- _Task goal_
Retype all of the entries word for word.

### Data records ###

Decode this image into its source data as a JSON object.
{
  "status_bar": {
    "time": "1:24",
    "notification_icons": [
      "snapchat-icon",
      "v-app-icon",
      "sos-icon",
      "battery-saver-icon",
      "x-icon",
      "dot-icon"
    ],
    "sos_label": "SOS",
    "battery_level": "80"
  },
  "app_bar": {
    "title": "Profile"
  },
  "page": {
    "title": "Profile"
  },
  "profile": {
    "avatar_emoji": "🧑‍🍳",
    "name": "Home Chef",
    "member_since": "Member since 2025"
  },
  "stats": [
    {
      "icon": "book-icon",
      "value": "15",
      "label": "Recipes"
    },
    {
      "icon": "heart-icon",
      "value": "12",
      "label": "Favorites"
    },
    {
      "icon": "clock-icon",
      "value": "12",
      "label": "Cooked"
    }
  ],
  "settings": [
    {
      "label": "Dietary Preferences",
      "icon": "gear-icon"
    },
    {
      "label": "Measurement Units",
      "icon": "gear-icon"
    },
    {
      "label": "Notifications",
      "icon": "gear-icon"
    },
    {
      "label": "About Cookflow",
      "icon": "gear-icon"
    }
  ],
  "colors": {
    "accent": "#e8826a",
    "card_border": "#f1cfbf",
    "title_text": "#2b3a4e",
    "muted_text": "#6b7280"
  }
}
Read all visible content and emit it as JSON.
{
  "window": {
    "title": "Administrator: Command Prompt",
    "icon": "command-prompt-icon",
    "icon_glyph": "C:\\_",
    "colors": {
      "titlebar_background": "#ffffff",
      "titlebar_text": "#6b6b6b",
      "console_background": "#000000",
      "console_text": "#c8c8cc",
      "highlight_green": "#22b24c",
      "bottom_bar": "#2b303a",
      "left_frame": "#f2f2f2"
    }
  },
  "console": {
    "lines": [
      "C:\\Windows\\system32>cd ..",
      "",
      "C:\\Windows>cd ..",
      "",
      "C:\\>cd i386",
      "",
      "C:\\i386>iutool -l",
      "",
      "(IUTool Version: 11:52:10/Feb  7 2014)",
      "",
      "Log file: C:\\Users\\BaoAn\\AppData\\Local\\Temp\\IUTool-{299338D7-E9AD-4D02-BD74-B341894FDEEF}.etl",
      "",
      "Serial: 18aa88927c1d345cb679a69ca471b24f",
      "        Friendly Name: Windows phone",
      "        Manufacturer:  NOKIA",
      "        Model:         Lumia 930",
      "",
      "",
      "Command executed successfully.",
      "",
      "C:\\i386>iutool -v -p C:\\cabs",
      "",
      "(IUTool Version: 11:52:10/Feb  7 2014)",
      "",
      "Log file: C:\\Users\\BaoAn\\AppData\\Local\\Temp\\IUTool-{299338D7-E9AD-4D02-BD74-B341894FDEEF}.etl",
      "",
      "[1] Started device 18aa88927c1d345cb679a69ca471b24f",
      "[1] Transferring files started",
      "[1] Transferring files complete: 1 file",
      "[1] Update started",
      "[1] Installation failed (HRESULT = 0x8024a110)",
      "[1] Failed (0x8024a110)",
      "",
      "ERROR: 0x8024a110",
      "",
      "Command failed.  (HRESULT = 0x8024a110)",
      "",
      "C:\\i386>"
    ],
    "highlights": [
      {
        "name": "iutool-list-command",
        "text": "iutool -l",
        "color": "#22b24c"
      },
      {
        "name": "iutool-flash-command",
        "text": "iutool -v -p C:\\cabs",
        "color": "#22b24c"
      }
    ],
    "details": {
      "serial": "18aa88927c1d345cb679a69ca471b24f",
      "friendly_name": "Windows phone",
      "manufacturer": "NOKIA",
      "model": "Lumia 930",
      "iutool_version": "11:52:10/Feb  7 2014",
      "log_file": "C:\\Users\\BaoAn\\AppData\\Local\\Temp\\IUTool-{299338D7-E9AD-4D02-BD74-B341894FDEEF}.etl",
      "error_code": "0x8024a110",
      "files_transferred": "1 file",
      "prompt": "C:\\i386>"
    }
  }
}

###

- _Solution for this task_
Decode this image into its source data as a JSON object.
{
  "status_bar": {
    "time": "1:24",
    "notification_icons": [
      "snapchat-icon",
      "v-app-icon",
      "sos-icon",
      "battery-saver-icon",
      "x-icon",
      "dot-icon"
    ],
    "sos_label": "SOS",
    "battery_level": "80"
  },
  "app_bar": {
    "title": "Profile"
  },
  "page": {
    "title": "Profile"
  },
  "profile": {
    "avatar_emoji": "🧑‍🍳",
    "name": "Home Chef",
    "member_since": "Member since 2025"
  },
  "stats": [
    {
      "icon": "book-icon",
      "value": "15",
      "label": "Recipes"
    },
    {
      "icon": "heart-icon",
      "value": "12",
      "label": "Favorites"
    },
    {
      "icon": "clock-icon",
      "value": "12",
      "label": "Cooked"
    }
  ],
  "settings": [
    {
      "label": "Dietary Preferences",
      "icon": "gear-icon"
    },
    {
      "label": "Measurement Units",
      "icon": "gear-icon"
    },
    {
      "label": "Notifications",
      "icon": "gear-icon"
    },
    {
      "label": "About Cookflow",
      "icon": "gear-icon"
    }
  ],
  "colors": {
    "accent": "#e8826a",
    "card_border": "#f1cfbf",
    "title_text": "#2b3a4e",
    "muted_text": "#6b7280"
  }
}
Read all visible content and emit it as JSON.
{
  "window": {
    "title": "Administrator: Command Prompt",
    "icon": "command-prompt-icon",
    "icon_glyph": "C:\\_",
    "colors": {
      "titlebar_background": "#ffffff",
      "titlebar_text": "#6b6b6b",
      "console_background": "#000000",
      "console_text": "#c8c8cc",
      "highlight_green": "#22b24c",
      "bottom_bar": "#2b303a",
      "left_frame": "#f2f2f2"
    }
  },
  "console": {
    "lines": [
      "C:\\Windows\\system32>cd ..",
      "",
      "C:\\Windows>cd ..",
      "",
      "C:\\>cd i386",
      "",
      "C:\\i386>iutool -l",
      "",
      "(IUTool Version: 11:52:10/Feb  7 2014)",
      "",
      "Log file: C:\\Users\\BaoAn\\AppData\\Local\\Temp\\IUTool-{299338D7-E9AD-4D02-BD74-B341894FDEEF}.etl",
      "",
      "Serial: 18aa88927c1d345cb679a69ca471b24f",
      "        Friendly Name: Windows phone",
      "        Manufacturer:  NOKIA",
      "        Model:         Lumia 930",
      "",
      "",
      "Command executed successfully.",
      "",
      "C:\\i386>iutool -v -p C:\\cabs",
      "",
      "(IUTool Version: 11:52:10/Feb  7 2014)",
      "",
      "Log file: C:\\Users\\BaoAn\\AppData\\Local\\Temp\\IUTool-{299338D7-E9AD-4D02-BD74-B341894FDEEF}.etl",
      "",
      "[1] Started device 18aa88927c1d345cb679a69ca471b24f",
      "[1] Transferring files started",
      "[1] Transferring files complete: 1 file",
      "[1] Update started",
      "[1] Installation failed (HRESULT = 0x8024a110)",
      "[1] Failed (0x8024a110)",
      "",
      "ERROR: 0x8024a110",
      "",
      "Command failed.  (HRESULT = 0x8024a110)",
      "",
      "C:\\i386>"
    ],
    "highlights": [
      {
        "name": "iutool-list-command",
        "text": "iutool -l",
        "color": "#22b24c"
      },
      {
        "name": "iutool-flash-command",
        "text": "iutool -v -p C:\\cabs",
        "color": "#22b24c"
      }
    ],
    "details": {
      "serial": "18aa88927c1d345cb679a69ca471b24f",
      "friendly_name": "Windows phone",
      "manufacturer": "NOKIA",
      "model": "Lumia 930",
      "iutool_version": "11:52:10/Feb  7 2014",
      "log_file": "C:\\Users\\BaoAn\\AppData\\Local\\Temp\\IUTool-{299338D7-E9AD-4D02-BD74-B341894FDEEF}.etl",
      "error_code": "0x8024a110",
      "files_transferred": "1 file",
      "prompt": "C:\\i386>"
    }
  }
}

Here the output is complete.